In June 2012 the Port of Pittsburgh Commission announced its plans to build a local wireless network for the waterways. Named WirelessWaterways, the original project, which was financed with $1.3 million in grant funding from the federal Port Security Grant and Port of Pittsburgh Commission funds, is a standalone model. However, it is being closely monitored as a national model moving forward. The opportunity to exchange data among barges carrying freight, port operators, government agencies and others has the potential to significantly enhance operational efficiencies for these operators and provide public safety organizations the means to improve response and recovery and assist in more cooperative detection among public and commercial entities.

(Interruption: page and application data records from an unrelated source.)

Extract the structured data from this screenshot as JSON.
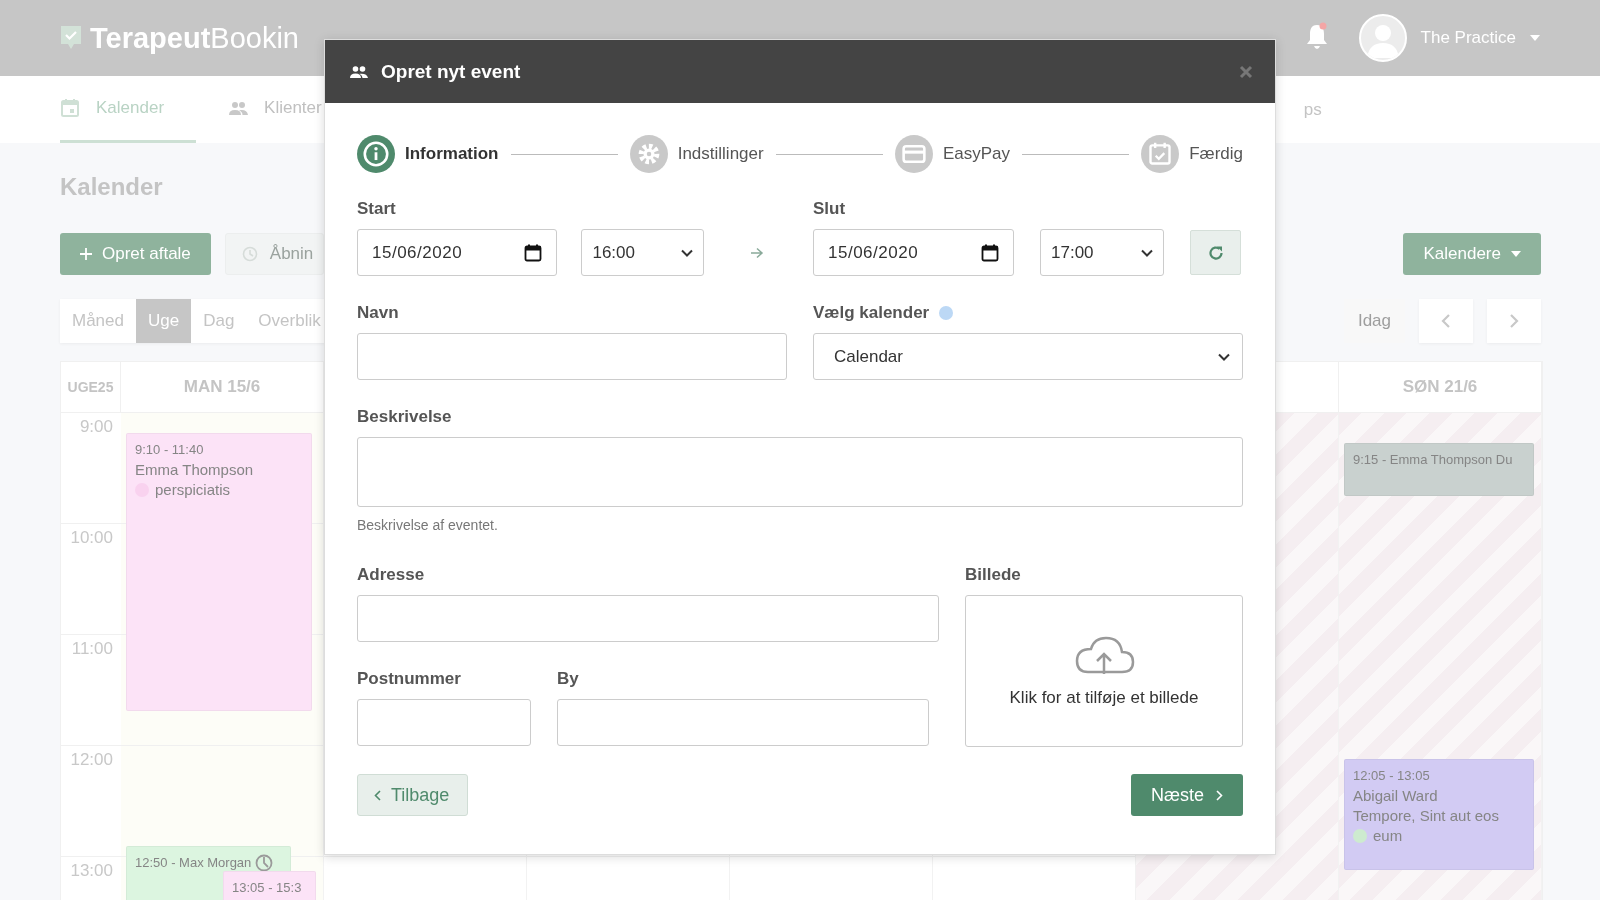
{
  "header": {
    "logo_bold": "Terapeut",
    "logo_light": "Bookin",
    "user": "The Practice",
    "has_notification": true
  },
  "nav": {
    "tabs": [
      {
        "label": "Kalender",
        "selected": true
      },
      {
        "label": "Klienter",
        "selected": false
      }
    ],
    "fragment": "ps"
  },
  "page_title": "Kalender",
  "toolbar": {
    "create_button": "Opret aftale",
    "hours_button": "Åbnin",
    "calendars_button": "Kalendere"
  },
  "views": [
    {
      "label": "Måned",
      "selected": false
    },
    {
      "label": "Uge",
      "selected": true
    },
    {
      "label": "Dag",
      "selected": false
    },
    {
      "label": "Overblik",
      "selected": false
    }
  ],
  "today_button": "Idag",
  "calendar": {
    "week": "UGE25",
    "first_day": "MAN 15/6",
    "last_day": "SØN 21/6",
    "weekend_closed": true,
    "times": [
      "9:00",
      "10:00",
      "11:00",
      "12:00",
      "13:00"
    ],
    "events": [
      {
        "time": "9:10 - 11:40",
        "title": "Emma Thompson",
        "note": "perspiciatis",
        "color": "#fce3f7"
      },
      {
        "time": "12:50 - Max Morgan",
        "color": "#dcf5e0",
        "clock": true
      },
      {
        "time": "13:05 - 15:3",
        "color": "#fce3f7"
      },
      {
        "time": "9:15 - Emma Thompson Du",
        "color": "#c9d1cf"
      },
      {
        "time": "12:05 - 13:05",
        "title": "Abigail Ward",
        "subtitle": "Tempore, Sint aut eos",
        "note": "eum",
        "color": "#d2cbf3"
      }
    ]
  },
  "modal": {
    "title": "Opret nyt event",
    "steps": [
      {
        "label": "Information",
        "selected": true
      },
      {
        "label": "Indstillinger",
        "selected": false
      },
      {
        "label": "EasyPay",
        "selected": false
      },
      {
        "label": "Færdig",
        "selected": false
      }
    ],
    "start": {
      "label": "Start",
      "date": "15/06/2020",
      "time": "16:00"
    },
    "end": {
      "label": "Slut",
      "date": "15/06/2020",
      "time": "17:00"
    },
    "name": {
      "label": "Navn"
    },
    "calendar": {
      "label": "Vælg kalender",
      "value": "Calendar"
    },
    "description": {
      "label": "Beskrivelse",
      "help": "Beskrivelse af eventet."
    },
    "address": {
      "label": "Adresse"
    },
    "image": {
      "label": "Billede",
      "prompt": "Klik for at tilføje et billede"
    },
    "postcode": {
      "label": "Postnummer"
    },
    "city": {
      "label": "By"
    },
    "back_button": "Tilbage",
    "next_button": "Næste"
  }
}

According to recent research conducted by VDC Research, the ability for transportation and logistics organizations - such as barge operators - to enhance real time decision making is one of the primary investment drivers for mobile and wireless solutions. Moreover, public safety organizations are citing situational awareness and communication interoperability as key gaps in their solutions and investment priorities moving forward. With greater need for real time data to support no only ones own operations but also provide greater end to end visibility for customers across the logistics and supply chain are real pressures, however, this segment of the market has typically been behind the curve in technology adoption. While the need was acute, the availability of a solution that provided a reliable and affordable option to send large amounts of data while barges were traveling on the water was missing.

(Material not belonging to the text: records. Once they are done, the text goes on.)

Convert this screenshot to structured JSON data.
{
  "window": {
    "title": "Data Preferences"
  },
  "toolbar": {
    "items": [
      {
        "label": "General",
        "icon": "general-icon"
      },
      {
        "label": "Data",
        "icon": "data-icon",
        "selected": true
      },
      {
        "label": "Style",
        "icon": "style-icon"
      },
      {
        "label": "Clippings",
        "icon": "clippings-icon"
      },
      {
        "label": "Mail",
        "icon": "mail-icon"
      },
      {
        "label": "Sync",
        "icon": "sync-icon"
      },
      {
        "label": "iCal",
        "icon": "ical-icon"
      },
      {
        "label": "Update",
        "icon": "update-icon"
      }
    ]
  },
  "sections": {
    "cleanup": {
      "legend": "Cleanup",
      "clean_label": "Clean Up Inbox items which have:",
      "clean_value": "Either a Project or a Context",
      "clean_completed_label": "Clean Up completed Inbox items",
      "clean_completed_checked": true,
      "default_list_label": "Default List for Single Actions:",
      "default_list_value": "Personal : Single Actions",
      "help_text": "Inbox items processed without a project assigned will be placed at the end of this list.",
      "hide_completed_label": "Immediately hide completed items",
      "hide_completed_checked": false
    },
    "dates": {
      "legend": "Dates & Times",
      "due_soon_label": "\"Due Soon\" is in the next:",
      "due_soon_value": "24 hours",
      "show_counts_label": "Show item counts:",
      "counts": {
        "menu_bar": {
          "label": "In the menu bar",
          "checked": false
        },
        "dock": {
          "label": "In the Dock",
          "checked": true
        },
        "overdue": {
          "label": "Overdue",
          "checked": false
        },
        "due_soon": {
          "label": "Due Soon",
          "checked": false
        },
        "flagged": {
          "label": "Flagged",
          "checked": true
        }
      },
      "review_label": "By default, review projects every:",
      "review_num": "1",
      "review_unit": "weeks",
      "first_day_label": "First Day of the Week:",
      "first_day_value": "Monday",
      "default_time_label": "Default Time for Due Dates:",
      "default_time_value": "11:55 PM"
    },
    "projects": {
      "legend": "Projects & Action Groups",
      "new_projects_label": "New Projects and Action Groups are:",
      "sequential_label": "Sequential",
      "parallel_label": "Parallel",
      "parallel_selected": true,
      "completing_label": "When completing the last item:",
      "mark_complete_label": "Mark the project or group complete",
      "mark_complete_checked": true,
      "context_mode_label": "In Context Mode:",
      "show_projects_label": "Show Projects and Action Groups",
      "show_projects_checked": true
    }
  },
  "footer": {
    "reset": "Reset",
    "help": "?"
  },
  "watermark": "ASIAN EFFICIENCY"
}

Existing cellular service coverage is typically spotty along the rivers and using these networks to transmit large files such as navigational charts and marine safety manuals is inefficient and expensive. The solution is a wireless hybrid solution that combines WiFi, leased lines from cable companies, microwave and other bandwidths. While the service will at first be free to users, there will be a service fee rolled out to make it self sustainable. The solution will initially cover 40 river miles with the plan to expand to 150 miles. The primary users of the network will be barge towing companies, riverbed operators, first responders, environmental specialists and academic researchers, sewage authorities in addition to recreational waterway users.

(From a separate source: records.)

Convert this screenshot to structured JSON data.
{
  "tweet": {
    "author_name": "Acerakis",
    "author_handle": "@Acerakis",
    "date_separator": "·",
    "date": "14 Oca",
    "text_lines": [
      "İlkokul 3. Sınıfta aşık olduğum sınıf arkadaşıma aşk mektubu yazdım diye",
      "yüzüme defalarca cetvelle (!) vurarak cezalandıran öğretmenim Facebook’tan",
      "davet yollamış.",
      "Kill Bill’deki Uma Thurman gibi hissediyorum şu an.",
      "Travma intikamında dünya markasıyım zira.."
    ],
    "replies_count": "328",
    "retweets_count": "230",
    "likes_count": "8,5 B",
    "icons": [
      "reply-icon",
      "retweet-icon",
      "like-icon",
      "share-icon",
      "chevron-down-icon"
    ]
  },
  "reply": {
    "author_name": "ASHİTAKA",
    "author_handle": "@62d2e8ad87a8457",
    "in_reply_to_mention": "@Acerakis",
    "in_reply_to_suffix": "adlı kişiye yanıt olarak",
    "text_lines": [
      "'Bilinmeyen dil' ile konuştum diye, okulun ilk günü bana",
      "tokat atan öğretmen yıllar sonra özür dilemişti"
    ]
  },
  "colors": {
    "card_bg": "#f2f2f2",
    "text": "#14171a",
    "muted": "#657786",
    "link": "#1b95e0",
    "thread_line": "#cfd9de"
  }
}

The application opportunities are numerous, ranging from vessel visibility and tracking, navigation safety, barge crew communications, efficient management of river locks, among others. What is unique about the solution is that it will integrate various government and private data sources into one easy to use Google Maps-based interface. This type of situational awareness mash-up represents some of the more forward thinking innovation addressing real world issues while leveraging existing and available commercial technologies. It will be interesting to track the success and adoption of WirelessWaterways as we anticipate the rollout of other similar projects.